Stretch

Speaking of stretching, there is some controversy on when is the best time to stretch, but I like to simply listen to my body. Normally, I do some active stretching during or after my warm-up . This helps me hit any tight spots I get from sitting at work. I also stretch after my workout as a part of my cool down. I hold my stretches for a count of 10-20 seconds focusing on fluid breathing throughout. Remember, do not pulse your stretches!

 

Stay hydrated

I’ve made this mistake one too many times. Attending a hot yoga class or doing any exercise where you perspire and lose your water stores is almost a sure fire way to ensure post-workout muscle cramps. Drinking enough water before, during, and after activity can help prevent dehydration, heat stroke, and heat exhaustion.
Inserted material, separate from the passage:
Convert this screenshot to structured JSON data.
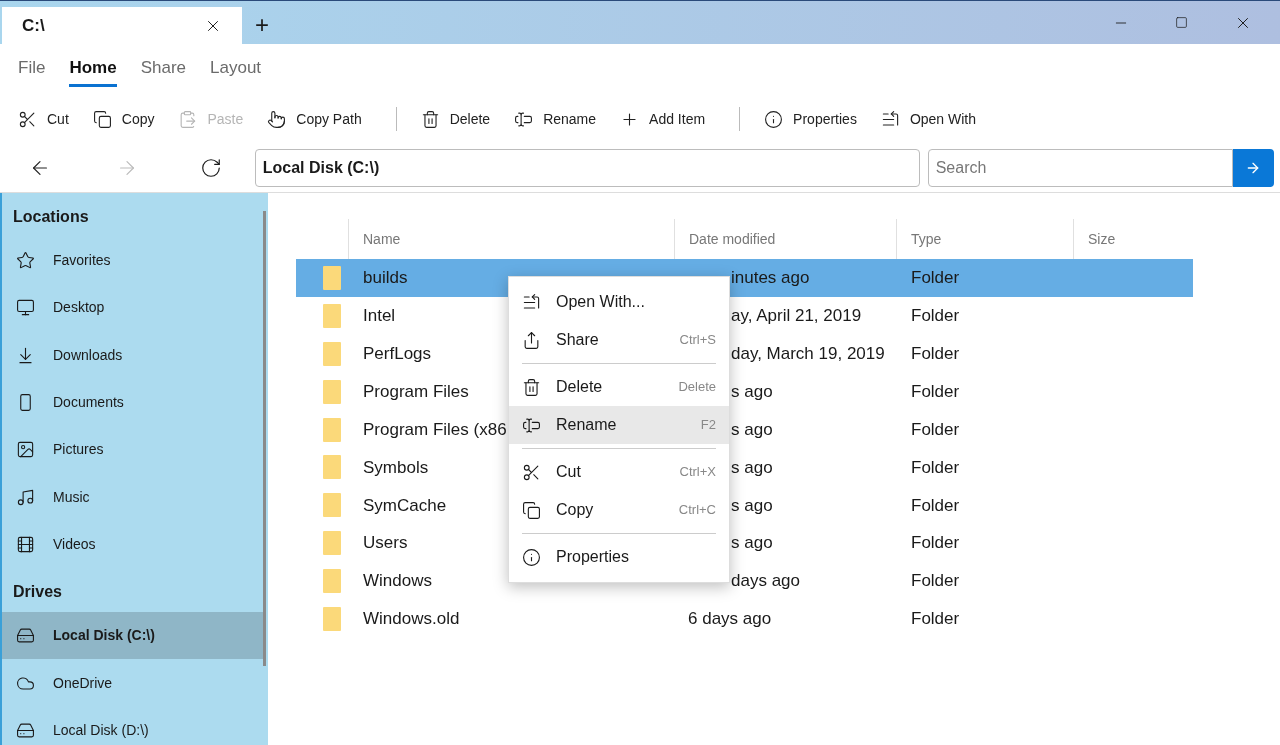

Try drinking 10 to 24 ounces of water before and after your workout. Drink water every 20 minutes during activity.

 

Wear the right clothes

I cannot iterate the importance of the right clothes for activity. A running shoe is not ideal for strength training, while a flat, stable shoe is. Loose fitting, comfortable, and breathable clothes should be worn at all times. To avoid being stuck in your stiff office clothes at the gym, pack your gym bag and put it in the car the night before you head to work.

 

Cross-Train

Ensure your fitness regimen has a balance of strength, cardiovascular, and flexibility training. Always add new activities cautiously by limiting weight or simply trying only one to two new exercises per workout. Your body will adjust over time and be ready for the next new thing you try throwing at it!

 

Do not over or under do

Remaining active and dedicated to a fitness regimen can be hard work, but having regular rest days are equally important to preventing injuries. Keeping active can help you stay away from injuries caused from inactivity or sitting. On the flip side, exercise can also cause aches and pains. So heed to your body’s fatigue; it is simply letting you know that it needs time to take it easy and recoup before you push it into injury. There is a happy medium of being active and letting your body rest, just listen to it!

 

Use equipment properly

Form is critical to avoiding unnecessary injuries especially to your joints. Trained fitness professionals have a keen eye to watch for factors that can set your body out of alignment and potentially cause injury. They can teach you how to appropriately progress in weight and modify exercises for your body type. Knowing how to safely use equipment can not only improve your workout routines but also lessen your likelihood of injury.

 

 

Use these tips to make sure you never find yourself out of commision due to injury!

 

 

– CASEY EDMONDS, CHC